Successes, failures, and the way forward for African Agriculture policies
This is part one of our African Agriculture series – where we explore successes, failures, and the way forward for African Agriculture policies.
The dangers of land reform policies – The case of Ethiopia
Land reforms have been a thorny issue in Africa since the independence periods. Many countries, including South Africa and Nigeria, are still trying to navigate the complex matter of land rights, land reorganization, and the proper way to distribute agricultural land based on historic and socio-economic considerations.
Ethiopia stands out as a stark reminder of how land reform policies can go awry, and lead to increased vulnerability among small-scale rural farmers. Despite its immense agricultural potential, with large stretches of arable land (4th largest in Africa in terms of arable land with over 151 190 km²), the country has been consistently suffering from bouts of famine and dire food insecurity.
Ethiopia’s agricultural difficulties can be linked to multiple elements, including poor rural infrastructure, weak farmer support, and a lack of modern agricultural equipment, but many of the sector’s structural problems can be traced back to the poor land reform policies implemented in the 1970s.
The Marxist military government ruling Ethiopia from 1974 until 1987 launched a complete overhaul of the country’s land system once it reached power, proclaiming the end of land ownership and transforming all agricultural land into government owned land. This new transformation was accompanied in 1975 with the proclamation of the “land to the tiller” policy in matters of agricultural land.
Under this new policy, farmers and peasants who originally tended the land were given the right of use for agricultural purposes, but no ownership rights were given (selling, mortgaging, leasing, leaving land to descendants). Moreover, land and plot distribution/redistribution were common during this period, as rural population increased and demand for land-use skyrocketed.
The system in place stripped away any economic incentive to develop the land, as farmers were under the constant fear of land redistribution and reorganization. This insecurity in tenure (or simply the feeling of insecurity) created a self-perpetuating vicious cycle, where farmers were incentivized to exploit the land they were assigned as much as possible, without investing any personal resources on improving it.
The “land to the tiller” system also led to the fragmentation of agricultural land, as farms were handed out to any rural farmer able to exploit it. Farms sizes shrunk rapidly under the new land distribution system, with small farms (which constitute more than 75% of the country’s agricultural land) averaging less than 0.8 hectares per farm.

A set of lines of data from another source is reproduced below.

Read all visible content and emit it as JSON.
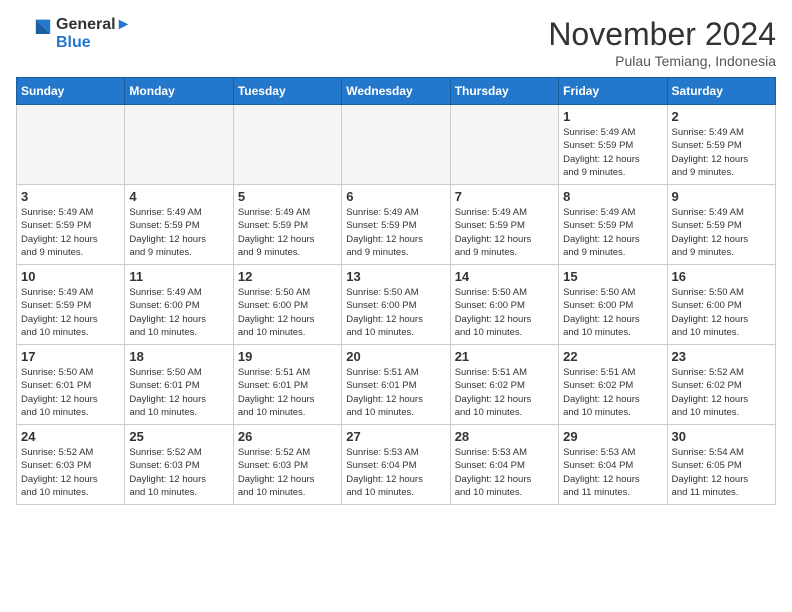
{
  "header": {
    "logo_line1": "General",
    "logo_line2": "Blue",
    "month": "November 2024",
    "location": "Pulau Temiang, Indonesia"
  },
  "days_of_week": [
    "Sunday",
    "Monday",
    "Tuesday",
    "Wednesday",
    "Thursday",
    "Friday",
    "Saturday"
  ],
  "weeks": [
    [
      {
        "day": "",
        "info": "",
        "empty": true
      },
      {
        "day": "",
        "info": "",
        "empty": true
      },
      {
        "day": "",
        "info": "",
        "empty": true
      },
      {
        "day": "",
        "info": "",
        "empty": true
      },
      {
        "day": "",
        "info": "",
        "empty": true
      },
      {
        "day": "1",
        "info": "Sunrise: 5:49 AM\nSunset: 5:59 PM\nDaylight: 12 hours\nand 9 minutes.",
        "empty": false
      },
      {
        "day": "2",
        "info": "Sunrise: 5:49 AM\nSunset: 5:59 PM\nDaylight: 12 hours\nand 9 minutes.",
        "empty": false
      }
    ],
    [
      {
        "day": "3",
        "info": "Sunrise: 5:49 AM\nSunset: 5:59 PM\nDaylight: 12 hours\nand 9 minutes.",
        "empty": false
      },
      {
        "day": "4",
        "info": "Sunrise: 5:49 AM\nSunset: 5:59 PM\nDaylight: 12 hours\nand 9 minutes.",
        "empty": false
      },
      {
        "day": "5",
        "info": "Sunrise: 5:49 AM\nSunset: 5:59 PM\nDaylight: 12 hours\nand 9 minutes.",
        "empty": false
      },
      {
        "day": "6",
        "info": "Sunrise: 5:49 AM\nSunset: 5:59 PM\nDaylight: 12 hours\nand 9 minutes.",
        "empty": false
      },
      {
        "day": "7",
        "info": "Sunrise: 5:49 AM\nSunset: 5:59 PM\nDaylight: 12 hours\nand 9 minutes.",
        "empty": false
      },
      {
        "day": "8",
        "info": "Sunrise: 5:49 AM\nSunset: 5:59 PM\nDaylight: 12 hours\nand 9 minutes.",
        "empty": false
      },
      {
        "day": "9",
        "info": "Sunrise: 5:49 AM\nSunset: 5:59 PM\nDaylight: 12 hours\nand 9 minutes.",
        "empty": false
      }
    ],
    [
      {
        "day": "10",
        "info": "Sunrise: 5:49 AM\nSunset: 5:59 PM\nDaylight: 12 hours\nand 10 minutes.",
        "empty": false
      },
      {
        "day": "11",
        "info": "Sunrise: 5:49 AM\nSunset: 6:00 PM\nDaylight: 12 hours\nand 10 minutes.",
        "empty": false
      },
      {
        "day": "12",
        "info": "Sunrise: 5:50 AM\nSunset: 6:00 PM\nDaylight: 12 hours\nand 10 minutes.",
        "empty": false
      },
      {
        "day": "13",
        "info": "Sunrise: 5:50 AM\nSunset: 6:00 PM\nDaylight: 12 hours\nand 10 minutes.",
        "empty": false
      },
      {
        "day": "14",
        "info": "Sunrise: 5:50 AM\nSunset: 6:00 PM\nDaylight: 12 hours\nand 10 minutes.",
        "empty": false
      },
      {
        "day": "15",
        "info": "Sunrise: 5:50 AM\nSunset: 6:00 PM\nDaylight: 12 hours\nand 10 minutes.",
        "empty": false
      },
      {
        "day": "16",
        "info": "Sunrise: 5:50 AM\nSunset: 6:00 PM\nDaylight: 12 hours\nand 10 minutes.",
        "empty": false
      }
    ],
    [
      {
        "day": "17",
        "info": "Sunrise: 5:50 AM\nSunset: 6:01 PM\nDaylight: 12 hours\nand 10 minutes.",
        "empty": false
      },
      {
        "day": "18",
        "info": "Sunrise: 5:50 AM\nSunset: 6:01 PM\nDaylight: 12 hours\nand 10 minutes.",
        "empty": false
      },
      {
        "day": "19",
        "info": "Sunrise: 5:51 AM\nSunset: 6:01 PM\nDaylight: 12 hours\nand 10 minutes.",
        "empty": false
      },
      {
        "day": "20",
        "info": "Sunrise: 5:51 AM\nSunset: 6:01 PM\nDaylight: 12 hours\nand 10 minutes.",
        "empty": false
      },
      {
        "day": "21",
        "info": "Sunrise: 5:51 AM\nSunset: 6:02 PM\nDaylight: 12 hours\nand 10 minutes.",
        "empty": false
      },
      {
        "day": "22",
        "info": "Sunrise: 5:51 AM\nSunset: 6:02 PM\nDaylight: 12 hours\nand 10 minutes.",
        "empty": false
      },
      {
        "day": "23",
        "info": "Sunrise: 5:52 AM\nSunset: 6:02 PM\nDaylight: 12 hours\nand 10 minutes.",
        "empty": false
      }
    ],
    [
      {
        "day": "24",
        "info": "Sunrise: 5:52 AM\nSunset: 6:03 PM\nDaylight: 12 hours\nand 10 minutes.",
        "empty": false
      },
      {
        "day": "25",
        "info": "Sunrise: 5:52 AM\nSunset: 6:03 PM\nDaylight: 12 hours\nand 10 minutes.",
        "empty": false
      },
      {
        "day": "26",
        "info": "Sunrise: 5:52 AM\nSunset: 6:03 PM\nDaylight: 12 hours\nand 10 minutes.",
        "empty": false
      },
      {
        "day": "27",
        "info": "Sunrise: 5:53 AM\nSunset: 6:04 PM\nDaylight: 12 hours\nand 10 minutes.",
        "empty": false
      },
      {
        "day": "28",
        "info": "Sunrise: 5:53 AM\nSunset: 6:04 PM\nDaylight: 12 hours\nand 10 minutes.",
        "empty": false
      },
      {
        "day": "29",
        "info": "Sunrise: 5:53 AM\nSunset: 6:04 PM\nDaylight: 12 hours\nand 11 minutes.",
        "empty": false
      },
      {
        "day": "30",
        "info": "Sunrise: 5:54 AM\nSunset: 6:05 PM\nDaylight: 12 hours\nand 11 minutes.",
        "empty": false
      }
    ]
  ]
}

In addition, land dependency rates started climbing as more people had to rely on agricultural land for their livelihood.
This new reality created socio-economic conditions that are conducive to heightened poverty levels among farmers, increased vulnerability to environmental shocks, and a generalized situation of precarity.
The dire state of Ethiopia’s agricultural sector was exposed when the country experienced one of the worse bouts of famine in its history in 1984, which highlighted the fact that large parts of Ethiopia’s rural population were one drought away from starvation.
Moreover, land stress and over-exploitation also became more prominent under the new land administration system, as poor farmers were left with no choice but to exploit their assigned plot of land to the highest levels (no use of land rest periods or crop rotation techniques). While the full extent of land degradation is very hard to measure, recent estimates suggest that over 85% of Ethiopia’s agricultural land is considered “moderately to severely degraded”.
The legacy of Ethiopia’s land reform policies in the 1970s can still be felt today across the country’s agricultural sector. High Farmer poverty levels, recurring localized food shortages, and land degradation stand as reminders of how poor policy-making in the agricultural sector can have lasting effects on rural development and poverty alleviation. Despite some improvements -introduced by the 1995 constitution- to the status of farmers and their relationship with the land, all agricultural land remains under state ownership to this day.
Ibrahim Zaaimi – Research Associate
 The agricultural population is defined as the number of people depending on land and farming for their livelihood (farmers and their families, agricultural workers and their families)
 Political repression and food aid blockade heightened the impact of the droughts and shortages